Hey, Big Z, put on some shoulder pads, a helmet or even some skates and play a real man’s sport. We like big scores and we like big hits. And if you want to butt a guy in the chest, go ahead. The worst you’ll get is two-minutes or fifteen yards for roughing. Plus you’ll get all the endorsement deals you can sign. That’s the North American way.

Thursday, July 06, 2006

Welcome to Washington

Dear Mr. Harper:

Thank you for your recent e-mail enquiry about Washington. We here at the District of Columbia Visitors and Convention Bureau are happy to assist you with your upcoming travel plans.

In answer to your first question, the address of The White House is 1600 Pennsylvania Avenue. It is centrally located and is easily reached by taxi or Metro.

Like you, many of our visitors express a desire to meet with the President. A few, such as yourself, even indicate that they have a lunch date with Mr. Bush.

We’re sure that you can appreciate that the President is a very busy man. Although he would like to personally meet and greet every visitor to The White House, time constraints and the duties of the office make that impossible.

Enclosed is a brochure listing the scheduled times for tours of The White House. Please ensure that you arrive at least thirty minutes early in order to comply with current security measures.

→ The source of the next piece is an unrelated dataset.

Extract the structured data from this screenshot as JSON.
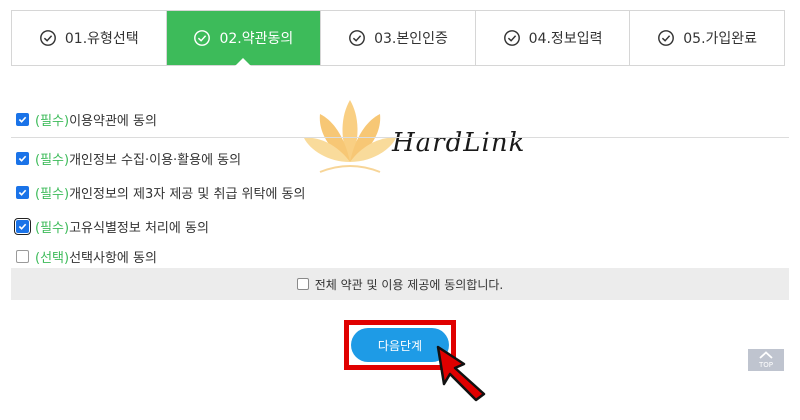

Although you will not be able to lunch with the President, please note that there is an onsite cafeteria for your convenience. And who knows? You may be one of the lucky few who actually get to meet Mr. Bush as he has been known to occasionally drop by to say hello to visiting tourists.

It appears from your itinerary that you only intend to spend part of one day in our great city. That is your prerogative but we strongly recommend that you extend your visit in order to take advantage of the many great attractions in the D. C. area. Plus, a longer visit will likely avoid the necessity of phone taps and FBI surveillance.

We notice that you are arriving from Ottawa. Is that the Ottawa in Kansas or the one in Illinois? On the off chance it’s the one in Canada, don’t forget to bring your passport. It’s not an absolute requirement yet but it will definitely decrease the chances of an unexpected delay or full body cavity search at the airport.

As for suggestions for a present for Mr. Bush, a birthday gift is not required. The President is just honored that a fellow citizen would take the time to visit his home in Washington. In fact, the Secret Service prefers that you not bring a gift as that, too, can result in delays and more full body cavity searches.

From the questions in your e-mail, it appears that you have a strong, if not singular, interest in the presidency. Of course, The White House will be your preferred main attraction. But have you considered the many other Washington-area presidential sites? From the Lincoln Memorial to the Washington Monument, the D. C. area is chockablock with things presidential. We strongly recommend adding one or more of these stops to your itinerary if for no other reason than to avoid being labelled an obsessive and receiving special treatment from the FBI.

We will be pleased to pass on your best wishes to Mr. Bush. The President always appreciates support for his position on Iraq. On the other hand, for security reasons, you may want to keep it to yourself that you recently visited Afghanistan.

Frankly, we are somewhat mystified by your comments about beef, cod and softwood lumber. Again, in order to avoid unwanted attention from the FBI, we suggest you not share these concerns with others.

Enjoy your trip to the nation’s capital. The City of Washington is proud to be the repository of many of America’s monuments to freedom and liberty. To minimize your surveillance and maximize your personal freedom and liberty, we hope that you will take an extra day or two to visit our great city.


The D. C. Visitors and Convention Bureau